Segment and prioritise among your value chain partners
Determining whom to engage and how to engage them can be streamlined by segmenting your suppliers based on their strategic relevance. Group suppliers into high, medium, or low priority based on the likelihood and severity of potential environmental and social impacts and based on the potential risks and opportunities for your business. First, consider procurement spend and/or volume, reflecting on your reliance on specific suppliers with unique capabilities or single-source suppliers. Next, assess the severity of unmitigated sustainability risks with particular attention to suppliers and sites located in high-risk geographies or industries. Consider the full range of sustainability issues and try categorising suppliers based on the severity and likelihood of impacts. Finally, you will also want to consider the potential for creating positive impacts through collaborative work. By viewing the intersection of business, environmental, and social impacts, you can focus your resources on the most strategic suppliers and sustainability issues while adopting a more standardised and resource-efficient approach for those in lower-priority segments.¹

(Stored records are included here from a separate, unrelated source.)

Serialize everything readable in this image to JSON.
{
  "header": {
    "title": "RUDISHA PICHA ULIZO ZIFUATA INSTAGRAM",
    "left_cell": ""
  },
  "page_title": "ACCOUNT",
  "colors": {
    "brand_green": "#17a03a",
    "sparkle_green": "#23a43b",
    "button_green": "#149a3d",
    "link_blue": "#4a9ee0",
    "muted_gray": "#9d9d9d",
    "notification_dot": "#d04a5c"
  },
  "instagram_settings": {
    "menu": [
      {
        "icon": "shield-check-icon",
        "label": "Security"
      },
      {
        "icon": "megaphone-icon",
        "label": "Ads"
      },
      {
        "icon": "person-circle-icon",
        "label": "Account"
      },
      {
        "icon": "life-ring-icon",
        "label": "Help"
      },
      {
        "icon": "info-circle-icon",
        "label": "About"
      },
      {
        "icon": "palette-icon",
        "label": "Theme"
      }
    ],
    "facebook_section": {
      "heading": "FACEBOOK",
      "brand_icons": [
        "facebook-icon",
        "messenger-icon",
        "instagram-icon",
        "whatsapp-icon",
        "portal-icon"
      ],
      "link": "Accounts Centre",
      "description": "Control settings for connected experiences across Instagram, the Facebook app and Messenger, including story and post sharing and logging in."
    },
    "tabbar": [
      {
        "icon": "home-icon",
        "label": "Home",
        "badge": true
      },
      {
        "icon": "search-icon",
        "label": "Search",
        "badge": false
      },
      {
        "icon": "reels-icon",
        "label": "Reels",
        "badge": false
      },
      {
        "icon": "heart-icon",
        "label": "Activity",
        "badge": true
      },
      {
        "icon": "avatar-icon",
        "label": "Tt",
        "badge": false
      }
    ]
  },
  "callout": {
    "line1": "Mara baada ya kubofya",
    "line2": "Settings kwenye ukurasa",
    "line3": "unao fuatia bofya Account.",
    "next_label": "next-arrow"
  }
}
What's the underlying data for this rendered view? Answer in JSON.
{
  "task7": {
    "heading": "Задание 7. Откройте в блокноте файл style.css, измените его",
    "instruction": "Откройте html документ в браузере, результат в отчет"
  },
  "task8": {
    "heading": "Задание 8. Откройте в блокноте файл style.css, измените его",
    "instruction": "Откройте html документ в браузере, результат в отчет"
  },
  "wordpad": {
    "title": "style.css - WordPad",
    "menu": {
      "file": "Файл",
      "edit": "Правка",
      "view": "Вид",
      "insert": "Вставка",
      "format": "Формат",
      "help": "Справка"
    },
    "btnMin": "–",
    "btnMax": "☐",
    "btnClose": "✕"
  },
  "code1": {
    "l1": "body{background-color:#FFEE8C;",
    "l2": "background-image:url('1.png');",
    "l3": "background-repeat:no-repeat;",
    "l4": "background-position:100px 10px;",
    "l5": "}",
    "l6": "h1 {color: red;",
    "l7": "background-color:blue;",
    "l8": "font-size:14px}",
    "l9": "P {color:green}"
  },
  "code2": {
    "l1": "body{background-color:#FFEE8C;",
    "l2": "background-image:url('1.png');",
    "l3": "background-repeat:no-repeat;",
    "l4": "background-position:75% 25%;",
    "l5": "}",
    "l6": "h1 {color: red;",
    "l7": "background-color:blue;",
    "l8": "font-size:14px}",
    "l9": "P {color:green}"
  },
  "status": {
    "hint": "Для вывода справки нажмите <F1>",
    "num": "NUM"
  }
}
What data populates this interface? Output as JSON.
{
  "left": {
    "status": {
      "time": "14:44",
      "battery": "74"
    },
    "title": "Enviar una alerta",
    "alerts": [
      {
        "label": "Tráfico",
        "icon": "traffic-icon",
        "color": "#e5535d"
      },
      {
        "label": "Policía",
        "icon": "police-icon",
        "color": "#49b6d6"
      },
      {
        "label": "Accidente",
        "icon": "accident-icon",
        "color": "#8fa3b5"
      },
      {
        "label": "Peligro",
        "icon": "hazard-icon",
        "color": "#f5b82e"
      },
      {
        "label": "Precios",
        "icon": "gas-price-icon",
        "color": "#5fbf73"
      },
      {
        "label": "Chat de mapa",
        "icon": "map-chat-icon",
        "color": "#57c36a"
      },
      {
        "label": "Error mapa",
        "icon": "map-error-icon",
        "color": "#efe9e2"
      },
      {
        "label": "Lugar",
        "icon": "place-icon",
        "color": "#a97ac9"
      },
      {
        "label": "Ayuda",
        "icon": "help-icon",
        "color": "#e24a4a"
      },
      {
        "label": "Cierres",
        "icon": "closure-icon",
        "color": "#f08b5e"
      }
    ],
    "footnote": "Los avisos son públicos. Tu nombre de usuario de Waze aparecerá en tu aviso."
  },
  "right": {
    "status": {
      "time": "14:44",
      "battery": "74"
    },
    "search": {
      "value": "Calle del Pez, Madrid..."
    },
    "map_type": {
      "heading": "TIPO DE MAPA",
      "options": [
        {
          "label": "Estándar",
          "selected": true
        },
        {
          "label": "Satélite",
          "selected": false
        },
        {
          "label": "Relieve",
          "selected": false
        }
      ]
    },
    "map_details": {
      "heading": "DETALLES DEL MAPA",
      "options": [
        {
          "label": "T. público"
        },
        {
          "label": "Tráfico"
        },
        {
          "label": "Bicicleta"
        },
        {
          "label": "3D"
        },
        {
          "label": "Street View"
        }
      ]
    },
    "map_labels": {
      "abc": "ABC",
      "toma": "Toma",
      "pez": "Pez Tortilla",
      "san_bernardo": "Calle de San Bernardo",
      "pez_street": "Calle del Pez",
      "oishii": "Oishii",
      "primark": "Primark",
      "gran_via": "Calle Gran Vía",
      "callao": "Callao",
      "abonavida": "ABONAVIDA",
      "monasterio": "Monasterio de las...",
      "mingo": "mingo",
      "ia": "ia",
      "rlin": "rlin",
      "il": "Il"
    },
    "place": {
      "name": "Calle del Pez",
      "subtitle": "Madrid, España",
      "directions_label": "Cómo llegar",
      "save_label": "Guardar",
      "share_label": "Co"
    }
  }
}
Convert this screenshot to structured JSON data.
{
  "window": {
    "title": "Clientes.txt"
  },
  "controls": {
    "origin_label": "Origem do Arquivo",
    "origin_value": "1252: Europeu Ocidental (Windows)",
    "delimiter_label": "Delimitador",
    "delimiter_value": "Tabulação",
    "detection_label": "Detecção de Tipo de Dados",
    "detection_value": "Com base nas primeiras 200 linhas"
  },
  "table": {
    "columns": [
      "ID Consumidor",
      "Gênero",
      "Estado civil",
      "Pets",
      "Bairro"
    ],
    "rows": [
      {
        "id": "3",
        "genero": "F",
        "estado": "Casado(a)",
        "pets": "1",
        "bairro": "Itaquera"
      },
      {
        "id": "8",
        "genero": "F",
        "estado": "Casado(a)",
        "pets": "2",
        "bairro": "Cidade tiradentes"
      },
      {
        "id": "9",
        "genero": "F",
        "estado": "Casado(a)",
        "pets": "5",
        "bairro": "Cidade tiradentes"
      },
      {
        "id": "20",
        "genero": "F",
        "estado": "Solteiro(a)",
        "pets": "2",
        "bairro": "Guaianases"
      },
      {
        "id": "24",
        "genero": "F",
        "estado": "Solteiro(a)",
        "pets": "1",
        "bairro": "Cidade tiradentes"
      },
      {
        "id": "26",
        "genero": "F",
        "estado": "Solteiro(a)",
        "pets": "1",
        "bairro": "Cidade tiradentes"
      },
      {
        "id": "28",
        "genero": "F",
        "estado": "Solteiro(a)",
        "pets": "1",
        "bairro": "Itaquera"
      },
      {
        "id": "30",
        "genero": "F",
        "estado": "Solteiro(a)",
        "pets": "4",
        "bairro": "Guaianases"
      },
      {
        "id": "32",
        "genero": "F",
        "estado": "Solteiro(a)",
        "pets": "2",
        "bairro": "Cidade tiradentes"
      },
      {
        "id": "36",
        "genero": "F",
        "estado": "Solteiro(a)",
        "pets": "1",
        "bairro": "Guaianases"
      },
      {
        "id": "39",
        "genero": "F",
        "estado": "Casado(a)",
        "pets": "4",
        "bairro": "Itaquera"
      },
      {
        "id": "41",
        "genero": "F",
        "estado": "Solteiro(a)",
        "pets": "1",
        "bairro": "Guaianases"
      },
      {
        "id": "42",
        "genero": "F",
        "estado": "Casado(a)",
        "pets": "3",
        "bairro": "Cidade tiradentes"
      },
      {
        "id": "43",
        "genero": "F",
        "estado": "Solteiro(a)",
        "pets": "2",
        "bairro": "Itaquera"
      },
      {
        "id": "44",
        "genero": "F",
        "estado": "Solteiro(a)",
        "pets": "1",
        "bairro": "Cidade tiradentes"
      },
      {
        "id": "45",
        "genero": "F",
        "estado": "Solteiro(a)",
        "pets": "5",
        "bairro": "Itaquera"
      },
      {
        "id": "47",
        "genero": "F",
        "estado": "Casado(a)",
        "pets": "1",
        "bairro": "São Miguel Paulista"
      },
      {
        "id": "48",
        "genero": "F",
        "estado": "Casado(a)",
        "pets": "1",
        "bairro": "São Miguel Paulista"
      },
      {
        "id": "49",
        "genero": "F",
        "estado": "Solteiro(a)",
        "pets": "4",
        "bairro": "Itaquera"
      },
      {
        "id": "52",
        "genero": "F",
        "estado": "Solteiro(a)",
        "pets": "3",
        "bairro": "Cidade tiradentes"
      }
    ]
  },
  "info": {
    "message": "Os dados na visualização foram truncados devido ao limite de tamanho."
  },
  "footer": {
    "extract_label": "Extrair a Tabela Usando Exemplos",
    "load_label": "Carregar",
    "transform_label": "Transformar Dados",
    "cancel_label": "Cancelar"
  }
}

EXAMPLE: Mars supplier segmentation
Mars has 40,000 suppliers, which are segmented into three groups. The first group comprises 300 key sites supplying strategic raw materials in high-risk locations. This segment requires close working relationships to address risks. The second group consists of 3,000 suppliers that require less attention, but Mars wants to monitor them via supplier questionnaires. The third group consists of all remaining suppliers. These suppliers are of the least concern, and engagement is limited to sharing expectations through Mars' Code of Conduct.²
EXAMPLE: Interface prioritises 'Seven Fronts of Sustainability³
Through a materiality analysis, Interface identified seven sustainability priorities for its 'Mission Zero' plan: waste elimination, benign emissions, renewable energy, closing the loop, resource-efficient transportation, stakeholder sensitisation, and commerce redesign. They set ambitious targets within these areas, collaborating with suppliers to adopt sustainable practices and environmentally friendly products while actively enhancing supply chain sustainability through performance assessment and improvement identification.
EXAMPLE: [INDIRECT] Vancity segmenting strategic suppliers to implement living wages
The cooperative bank, Vancity, has taken measures to implement a living wage amongst its suppliers, such as its janitorial service providers. To prioritise its efforts, the bank focuses on strategic suppliers, defined as suppliers who exceed a threshold for total annual spend (> $250,000) or hours of service (> 120 hours).⁴